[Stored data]
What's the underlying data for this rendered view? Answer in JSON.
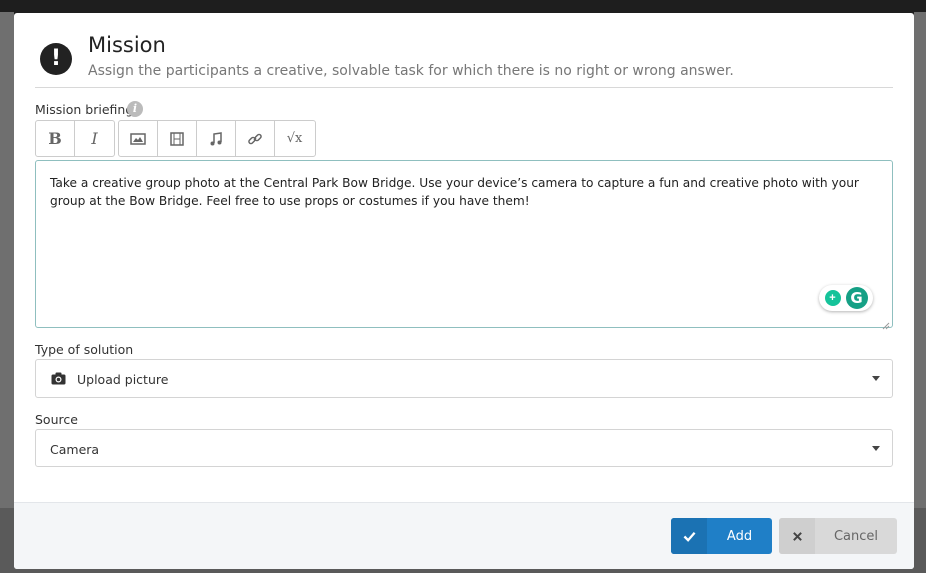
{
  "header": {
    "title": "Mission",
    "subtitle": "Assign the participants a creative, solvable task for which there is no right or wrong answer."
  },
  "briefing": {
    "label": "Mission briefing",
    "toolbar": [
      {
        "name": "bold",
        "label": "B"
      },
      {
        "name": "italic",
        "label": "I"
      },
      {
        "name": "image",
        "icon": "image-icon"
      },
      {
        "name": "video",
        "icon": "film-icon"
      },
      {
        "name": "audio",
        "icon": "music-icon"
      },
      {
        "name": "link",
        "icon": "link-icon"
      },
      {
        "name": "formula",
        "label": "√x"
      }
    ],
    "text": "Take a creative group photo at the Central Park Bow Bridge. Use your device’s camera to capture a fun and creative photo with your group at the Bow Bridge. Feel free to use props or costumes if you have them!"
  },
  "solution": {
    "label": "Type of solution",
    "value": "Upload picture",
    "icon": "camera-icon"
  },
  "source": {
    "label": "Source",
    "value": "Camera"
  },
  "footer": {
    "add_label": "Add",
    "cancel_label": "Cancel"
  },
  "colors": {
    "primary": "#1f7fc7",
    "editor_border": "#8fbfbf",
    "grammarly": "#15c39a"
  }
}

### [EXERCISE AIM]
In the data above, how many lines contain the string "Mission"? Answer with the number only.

### [ANSWER TO THIS TASK]
2